Sunday, May 13, 2007

Guess Who's Coming to Dinner?

There being no place to sit in the room, we laid on the lumpy bed at the Rama Hotel near Victoria Station in London, clicking through the TV channels. We caught the tail end of the great Spencer Tracy - Katharine Hepburn - Sidney Potier movie "Guess Who's Coming to Dinner?" from the 60's. We were still adjusting to jet lag, and the fine accommodations at the Rama weren't helping. (You perhaps remember earlier posts where we discussed toilets all by themselves in a little room? Craming a sink into the little room about where your right shoulder should be when at toilette does not help the situation, at least for big guys like Doug.)
The American dollar doesn't buy much in Great Britain any more. Doug has had this theory that you judge the cost of living somewhere by the cost of beer at the pub. We drank very little beere. At 2USD to 1GBP, money was flying out of our hands like confetti. I decided it was more comforting just to kid myself and not think of our expenses for these two days.

Our EasyJet flight to Toulouse left early Sunday morning, so we spent a little time figuring out logistics, then headed out walking around to see some sights we missed 20 years ago---Trafalgar Square, Covent Garden, Big Ben, Westminster Abbey, Houses of Parliment, and Camden Town Market. The statue of Alison Lapper in Trafalgar Square commemorates the "resilience of the human spirit". Ms. Lapper, a thalidomide baby born in London in 1964, is 8 months pregnant when depicted in the sculpture. Doug went to the Winston Churchill and War Cabinet Museums while I sat outside and people watched and listened. I occasionally heard English spoken. We rode the double-decker buses like any good tourist should. I most looked forward to feasting on ethnic Indian food during our stay and I had my chicken tiki masalla fix to last awhile.
Checking email messages at the Rama, we were more than pleasantly surprised to learn that some good friends of Doug's sister in Seattle are driving over from Provence to "crack open a bottle of champagne" and celebrate our new life in France. Joan and Drew will be our first 'visitors' in Leran. They have been splitting their time between Seattle and Vaison la Romaine where they have a villa in that most charming town in the Vacluse. As our role models in France for this venture, allowing their brains to be picked along the way, it is only fitting that they be here for the christening.
We're now in Leran and heading this morning to the bank to get a certified check for the transaction. It feels good to be here.


Anonymous said...

Say hi to Joan and Drew for me! Sounds like a great way to "baptize" your new place with good memories. Love, Dr. Anna

P.S. I promise to only milk my new title for another few days or so, but it sure has a nice ring to it I think! :)

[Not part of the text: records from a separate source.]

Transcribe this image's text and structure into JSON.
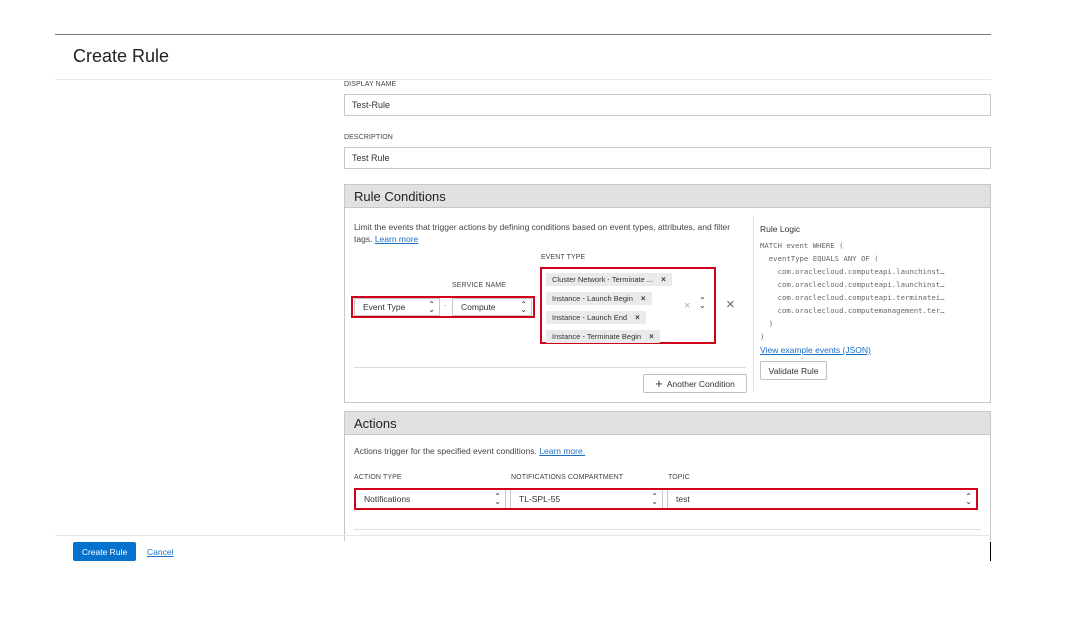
{
  "page": {
    "title": "Create Rule"
  },
  "form": {
    "display_name_label": "DISPLAY NAME",
    "display_name_value": "Test-Rule",
    "description_label": "DESCRIPTION",
    "description_value": "Test Rule"
  },
  "rule_conditions": {
    "title": "Rule Conditions",
    "help_text": "Limit the events that trigger actions by defining conditions based on event types, attributes, and filter tags.",
    "learn_more": "Learn more",
    "condition_type": "Event Type",
    "service_name_label": "SERVICE NAME",
    "service_name": "Compute",
    "event_type_label": "EVENT TYPE",
    "event_types": [
      "Cluster Network - Terminate ...",
      "Instance - Launch Begin",
      "Instance - Launch End",
      "Instance - Terminate Begin"
    ],
    "another_condition": "Another Condition",
    "rule_logic_title": "Rule Logic",
    "rule_logic_lines": [
      "MATCH event WHERE (",
      "  eventType EQUALS ANY OF (",
      "    com.oraclecloud.computeapi.launchinst…",
      "    com.oraclecloud.computeapi.launchinst…",
      "    com.oraclecloud.computeapi.terminatei…",
      "    com.oraclecloud.computemanagement.ter…",
      "  )",
      ")"
    ],
    "view_example": "View example events (JSON)",
    "validate_rule": "Validate Rule"
  },
  "actions": {
    "title": "Actions",
    "help_text": "Actions trigger for the specified event conditions.",
    "learn_more": "Learn more.",
    "action_type_label": "ACTION TYPE",
    "action_type": "Notifications",
    "compartment_label": "NOTIFICATIONS COMPARTMENT",
    "compartment": "TL-SPL-55",
    "topic_label": "TOPIC",
    "topic": "test"
  },
  "footer": {
    "create_rule": "Create Rule",
    "cancel": "Cancel"
  },
  "colors": {
    "highlight": "#d0021b",
    "primary": "#0572ce",
    "panel_header": "#dfe1e3"
  }
}
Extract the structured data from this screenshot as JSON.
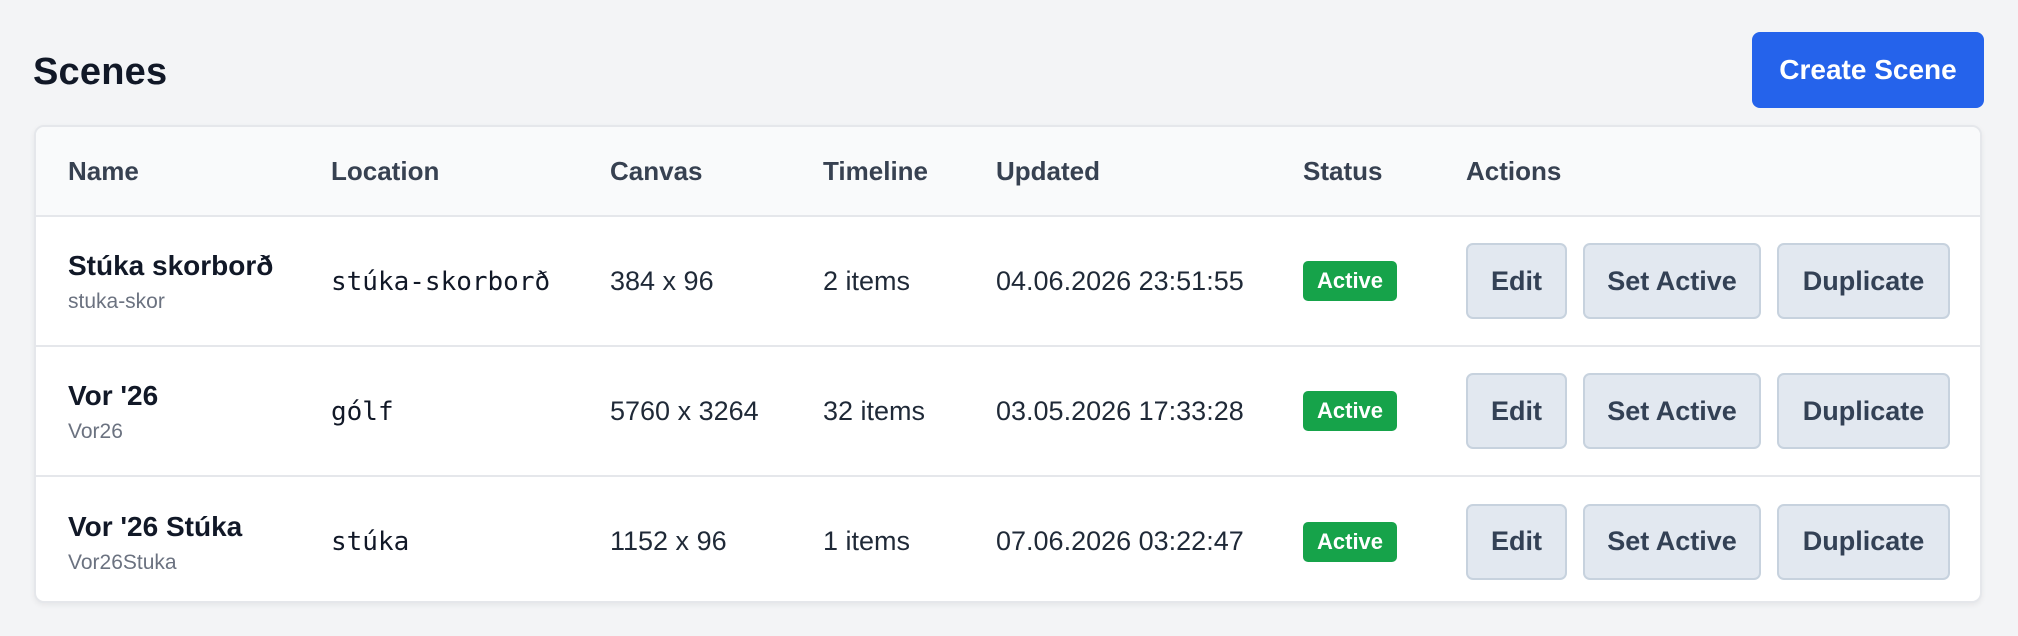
{
  "header": {
    "title": "Scenes",
    "create_label": "Create Scene"
  },
  "table": {
    "columns": {
      "name": "Name",
      "location": "Location",
      "canvas": "Canvas",
      "timeline": "Timeline",
      "updated": "Updated",
      "status": "Status",
      "actions": "Actions"
    },
    "rows": [
      {
        "name": "Stúka skorborð",
        "slug": "stuka-skor",
        "location": "stúka-skorborð",
        "canvas": "384 x 96",
        "timeline": "2 items",
        "updated": "04.06.2026 23:51:55",
        "status": "Active",
        "edit": "Edit",
        "set_active": "Set Active",
        "duplicate": "Duplicate"
      },
      {
        "name": "Vor '26",
        "slug": "Vor26",
        "location": "gólf",
        "canvas": "5760 x 3264",
        "timeline": "32 items",
        "updated": "03.05.2026 17:33:28",
        "status": "Active",
        "edit": "Edit",
        "set_active": "Set Active",
        "duplicate": "Duplicate"
      },
      {
        "name": "Vor '26 Stúka",
        "slug": "Vor26Stuka",
        "location": "stúka",
        "canvas": "1152 x 96",
        "timeline": "1 items",
        "updated": "07.06.2026 03:22:47",
        "status": "Active",
        "edit": "Edit",
        "set_active": "Set Active",
        "duplicate": "Duplicate"
      }
    ]
  },
  "colors": {
    "primary": "#2563eb",
    "status_active": "#16a34a",
    "page_bg": "#f3f4f6",
    "secondary_button": "#e2e8f0"
  }
}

Anonymous said...

Bon Chance Nancy and Doug! Enjoy every minute you spend in your new home!

Luke salutes you!

P.S. I wrote this whole long "dissertation" on how much I liked your "Moab estate"...but I screwed up somewhere...and I didn't hit the "publish" button...sorry about were deprived of some "truly great literature". HA!

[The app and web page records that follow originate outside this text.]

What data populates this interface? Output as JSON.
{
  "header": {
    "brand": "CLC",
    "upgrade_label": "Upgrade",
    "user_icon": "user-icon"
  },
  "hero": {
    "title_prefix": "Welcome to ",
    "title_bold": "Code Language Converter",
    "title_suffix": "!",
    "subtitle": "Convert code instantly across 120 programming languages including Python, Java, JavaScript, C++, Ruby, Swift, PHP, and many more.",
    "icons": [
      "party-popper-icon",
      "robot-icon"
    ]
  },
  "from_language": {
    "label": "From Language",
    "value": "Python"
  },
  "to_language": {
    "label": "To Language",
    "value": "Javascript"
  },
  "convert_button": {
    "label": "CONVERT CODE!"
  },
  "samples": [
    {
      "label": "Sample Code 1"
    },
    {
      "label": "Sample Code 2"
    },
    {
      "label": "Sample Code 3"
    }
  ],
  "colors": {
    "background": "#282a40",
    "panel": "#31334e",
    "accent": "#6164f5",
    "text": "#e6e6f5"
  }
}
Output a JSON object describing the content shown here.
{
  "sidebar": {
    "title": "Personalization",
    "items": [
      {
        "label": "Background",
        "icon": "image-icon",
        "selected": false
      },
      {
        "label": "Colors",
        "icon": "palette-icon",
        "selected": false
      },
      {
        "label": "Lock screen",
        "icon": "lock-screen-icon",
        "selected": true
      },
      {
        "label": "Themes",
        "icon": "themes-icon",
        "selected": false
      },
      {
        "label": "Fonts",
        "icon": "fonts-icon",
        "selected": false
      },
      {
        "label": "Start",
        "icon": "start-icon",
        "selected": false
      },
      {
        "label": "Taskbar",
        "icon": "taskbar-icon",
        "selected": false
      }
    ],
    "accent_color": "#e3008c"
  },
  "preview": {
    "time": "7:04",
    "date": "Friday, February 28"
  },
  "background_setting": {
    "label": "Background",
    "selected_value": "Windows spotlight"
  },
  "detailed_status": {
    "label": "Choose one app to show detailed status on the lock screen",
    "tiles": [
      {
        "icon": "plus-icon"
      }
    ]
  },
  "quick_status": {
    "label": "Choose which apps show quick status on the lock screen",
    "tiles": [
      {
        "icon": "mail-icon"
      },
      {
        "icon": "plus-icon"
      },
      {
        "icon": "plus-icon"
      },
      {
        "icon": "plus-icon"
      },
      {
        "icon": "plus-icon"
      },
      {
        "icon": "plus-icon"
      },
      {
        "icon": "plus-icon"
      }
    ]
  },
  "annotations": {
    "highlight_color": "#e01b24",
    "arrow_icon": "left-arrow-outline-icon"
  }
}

leslie said...

Grosses bisses aux Joanne and Andre, quelle chance pour Nancy et Didier. (Nancy's name is French, I think Didier is good for Doug,don't you? Drew almost chose that for himself. They pronounce Doug in such a funny way in France, sort of the way they say Todd, it always made us laugh.)

sarah alexander said...

Congratulations! I'm thinking of you guys every day...